Is it any wonder that in this community the rich are getting richer, the middle is getting squeezed and the poor are falling further behind. Through the policies of this government, there is a redistribution of wealth occurring that is turning into an American style chasm. Few people are aware of just how much the gap between the very rich and the rest of the community has widened over a relatively short period of time. In some circles, even making this point exposes you to charges of inciting class warfare or the politics of envy. But listen to the following figures. The top five per cent of income earners—some 430,000 of nine million earners nationally—are doing very well. In the last five years, the combined annual income of the top five per cent has grown dramatically. The total earnings of this group—that is, $62 billion—now outstrips what the entire nation spends on all social security benefits and family payments. That is more than a third of our national budget of over $160 billion.

But what has happened at the very top is even more startling. In the last five years, the combined annual taxable income of our nation's millionaires has grown by more than 300 per cent, from $1.1 billion to $4.6 billion. These people in a week make roughly $43,000, which is what the average income earner makes in a year. So there is an explosion of wealth at the top end. We have had strong economic growth, but it has not been shared fairly. The great bulk of the benefits are going to those at the very top, and those in the middle and at the bottom are being squeezed. So the annual income of the top five per cent is now roughly equivalent to that of the entire bottom 40 per cent in the community.

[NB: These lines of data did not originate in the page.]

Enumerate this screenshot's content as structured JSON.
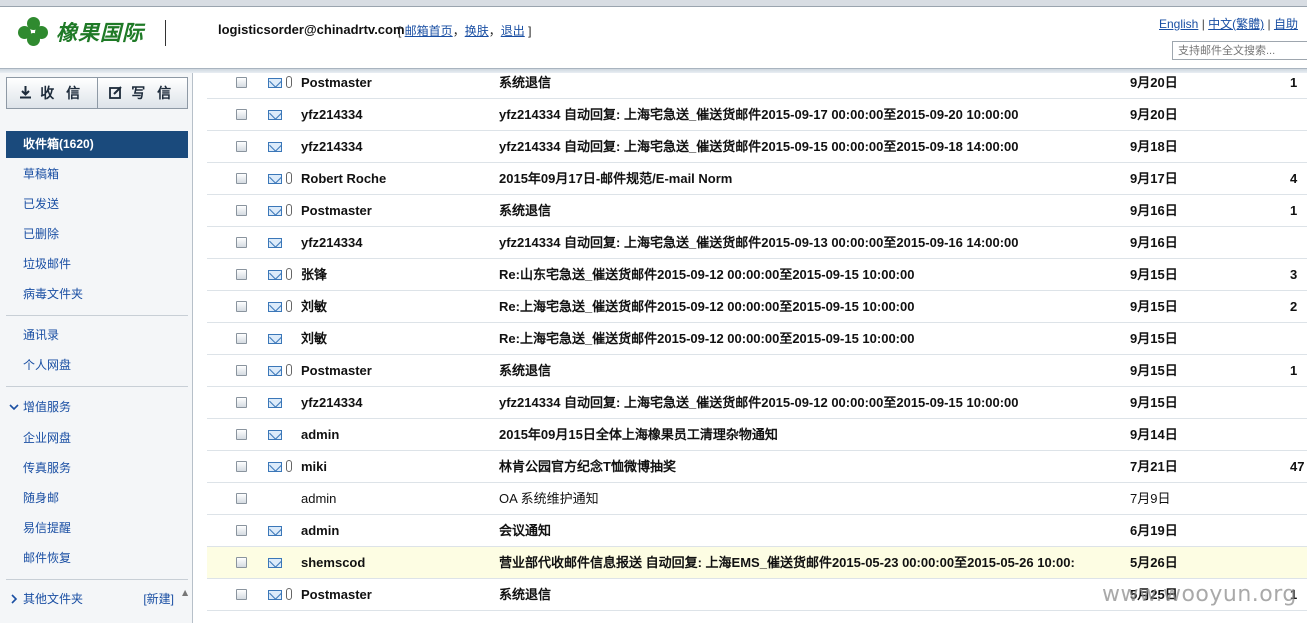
{
  "header": {
    "logo_text": "橡果国际",
    "user_email": "logisticsorder@chinadrtv.com",
    "links": [
      "邮箱首页",
      "换肤",
      "退出"
    ],
    "languages": [
      "English",
      "中文(繁體)",
      "自助"
    ],
    "search_placeholder": "支持邮件全文搜索..."
  },
  "sidebar": {
    "receive_label": "收 信",
    "compose_label": "写 信",
    "folders": [
      {
        "label": "收件箱(1620)",
        "active": true
      },
      {
        "label": "草稿箱"
      },
      {
        "label": "已发送"
      },
      {
        "label": "已删除"
      },
      {
        "label": "垃圾邮件"
      },
      {
        "label": "病毒文件夹"
      }
    ],
    "tools": [
      "通讯录",
      "个人网盘"
    ],
    "value_added": {
      "label": "增值服务",
      "items": [
        "企业网盘",
        "传真服务",
        "随身邮",
        "易信提醒",
        "邮件恢复"
      ]
    },
    "other_folders": {
      "label": "其他文件夹",
      "new_label": "[新建]"
    }
  },
  "mails": [
    {
      "sender": "Postmaster",
      "subject": "系统退信",
      "date": "9月20日",
      "size": "1",
      "unread": true,
      "attachment": true,
      "icon": "envelope"
    },
    {
      "sender": "yfz214334",
      "subject": "yfz214334 自动回复: 上海宅急送_催送货邮件2015-09-17 00:00:00至2015-09-20 10:00:00",
      "date": "9月20日",
      "size": "",
      "unread": true,
      "attachment": false,
      "icon": "envelope"
    },
    {
      "sender": "yfz214334",
      "subject": "yfz214334 自动回复: 上海宅急送_催送货邮件2015-09-15 00:00:00至2015-09-18 14:00:00",
      "date": "9月18日",
      "size": "",
      "unread": true,
      "attachment": false,
      "icon": "envelope"
    },
    {
      "sender": "Robert Roche",
      "subject": "2015年09月17日-邮件规范/E-mail Norm",
      "date": "9月17日",
      "size": "4",
      "unread": true,
      "attachment": true,
      "icon": "envelope"
    },
    {
      "sender": "Postmaster",
      "subject": "系统退信",
      "date": "9月16日",
      "size": "1",
      "unread": true,
      "attachment": true,
      "icon": "envelope"
    },
    {
      "sender": "yfz214334",
      "subject": "yfz214334 自动回复: 上海宅急送_催送货邮件2015-09-13 00:00:00至2015-09-16 14:00:00",
      "date": "9月16日",
      "size": "",
      "unread": true,
      "attachment": false,
      "icon": "envelope"
    },
    {
      "sender": "张锋",
      "subject": "Re:山东宅急送_催送货邮件2015-09-12 00:00:00至2015-09-15 10:00:00",
      "date": "9月15日",
      "size": "3",
      "unread": true,
      "attachment": true,
      "icon": "envelope"
    },
    {
      "sender": "刘敏",
      "subject": "Re:上海宅急送_催送货邮件2015-09-12 00:00:00至2015-09-15 10:00:00",
      "date": "9月15日",
      "size": "2",
      "unread": true,
      "attachment": true,
      "icon": "envelope"
    },
    {
      "sender": "刘敏",
      "subject": "Re:上海宅急送_催送货邮件2015-09-12 00:00:00至2015-09-15 10:00:00",
      "date": "9月15日",
      "size": "",
      "unread": true,
      "attachment": false,
      "icon": "envelope"
    },
    {
      "sender": "Postmaster",
      "subject": "系统退信",
      "date": "9月15日",
      "size": "1",
      "unread": true,
      "attachment": true,
      "icon": "envelope"
    },
    {
      "sender": "yfz214334",
      "subject": "yfz214334 自动回复: 上海宅急送_催送货邮件2015-09-12 00:00:00至2015-09-15 10:00:00",
      "date": "9月15日",
      "size": "",
      "unread": true,
      "attachment": false,
      "icon": "envelope"
    },
    {
      "sender": "admin",
      "subject": "2015年09月15日全体上海橡果员工清理杂物通知",
      "date": "9月14日",
      "size": "",
      "unread": true,
      "attachment": false,
      "icon": "envelope"
    },
    {
      "sender": "miki",
      "subject": "林肯公园官方纪念T恤微博抽奖",
      "date": "7月21日",
      "size": "47",
      "unread": true,
      "attachment": true,
      "icon": "envelope"
    },
    {
      "sender": "admin",
      "subject": "OA 系统维护通知",
      "date": "7月9日",
      "size": "",
      "unread": false,
      "attachment": false,
      "icon": "none"
    },
    {
      "sender": "admin",
      "subject": "会议通知",
      "date": "6月19日",
      "size": "",
      "unread": true,
      "attachment": false,
      "icon": "envelope"
    },
    {
      "sender": "shemscod",
      "subject": "营业部代收邮件信息报送 自动回复: 上海EMS_催送货邮件2015-05-23 00:00:00至2015-05-26 10:00:",
      "date": "5月26日",
      "size": "",
      "unread": true,
      "attachment": false,
      "icon": "envelope",
      "highlight": true
    },
    {
      "sender": "Postmaster",
      "subject": "系统退信",
      "date": "5月25日",
      "size": "1",
      "unread": true,
      "attachment": true,
      "icon": "envelope"
    }
  ],
  "watermark": "www.wooyun.org"
}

Think about that: the annual income of the top five per cent in the community is now equal to that of the bottom 40 per cent. The wealthiest five per cent of Australians enjoyed a 28 per cent jump in their earnings in the five years since 1994-95, an increase of over $31,000 to $143,843 a year. One should compare that situation to what has happened to those on modest incomes, where the increase has been much smaller.

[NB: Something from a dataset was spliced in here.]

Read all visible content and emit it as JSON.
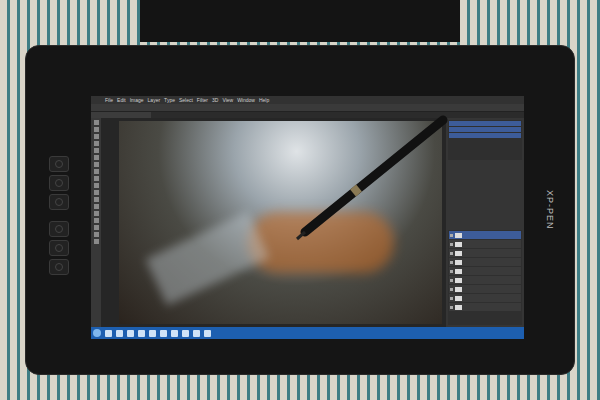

Clearly, many average Australians who have worked hard to make our economy strong are not sharing fairly in the wealth that has been created, and the gap is continuing to grow. On top of that, we have about 2.5 million Australians living below the poverty line—and a very modest poverty line it is. The poverty line is $415 a week for a family of four. In recent years, there has been a massive increase in those living below the poverty line, which is one of the reasons why the poverty inquiry that is being conducted by the Senate Community Affairs References Committee as it moves around this country is so very important. It is important because this increase in inequality is rapidly accelerating. It is rapidly accelerating because of the features that are contained in the budget: a shift in the tax burden to those on low and middle incomes and a substantial increase in the cost of access to health and education.

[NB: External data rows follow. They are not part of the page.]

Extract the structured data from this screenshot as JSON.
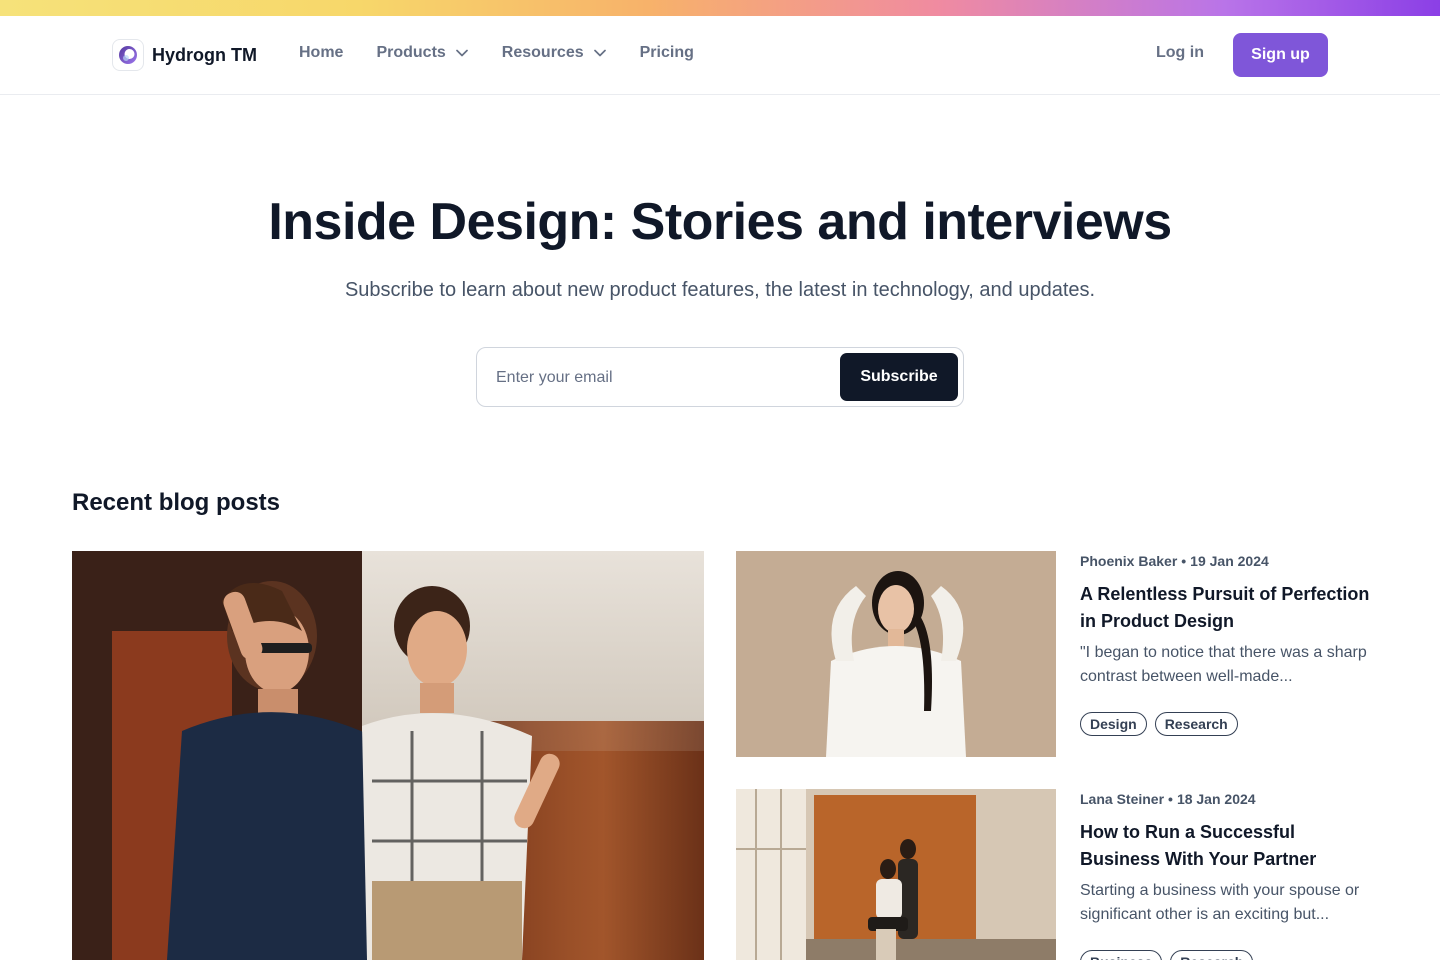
{
  "brand": {
    "name": "Hydrogn TM",
    "accent": "#7f56d9",
    "dark": "#101828"
  },
  "nav": {
    "links": [
      {
        "label": "Home",
        "dropdown": false
      },
      {
        "label": "Products",
        "dropdown": true
      },
      {
        "label": "Resources",
        "dropdown": true
      },
      {
        "label": "Pricing",
        "dropdown": false
      }
    ],
    "login": "Log in",
    "signup": "Sign up"
  },
  "hero": {
    "title": "Inside Design: Stories and interviews",
    "subtitle": "Subscribe to learn about new product features, the latest in technology, and updates.",
    "email_placeholder": "Enter your email",
    "subscribe_label": "Subscribe"
  },
  "blog": {
    "section_title": "Recent blog posts",
    "featured_image": "photo of two women smiling",
    "posts": [
      {
        "author": "Phoenix Baker",
        "date": "19 Jan 2024",
        "title": "A Relentless Pursuit of Perfection in Product Design",
        "excerpt": "\"I began to notice that there was a sharp contrast between well-made...",
        "tags": [
          "Design",
          "Research"
        ],
        "image": "woman in white blouse"
      },
      {
        "author": "Lana Steiner",
        "date": "18 Jan 2024",
        "title": "How to Run a Successful Business With Your Partner",
        "excerpt": "Starting a business with your spouse or significant other is an exciting but...",
        "tags": [
          "Business",
          "Research"
        ],
        "image": "couple posing in studio"
      }
    ]
  }
}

Education is the first rung on the ladder to opportunity, and this government is going to make it increasingly harder for people from modest backgrounds to access it. In 15 or 20 years, if these trends are not changed substantially in national policy, there will be a further widening in the gap that I talked about before. The latest budget should be more than enough to convince battling Australians that their aspirations are not being met by this government. This government is throwing out the tradition of a fair go. Australians do believe in equality of opportunity. People are angry that in this very wealthy country they are being denied access to opportunities: quality health, education and a good start for their kids. We have been growing apart. The task in this country is to give people hope—hope that as a nation we can start growing together again. We need to remember that we are all in this together. We need a safe, secure society and a fair go for all, not just for the fortunate few.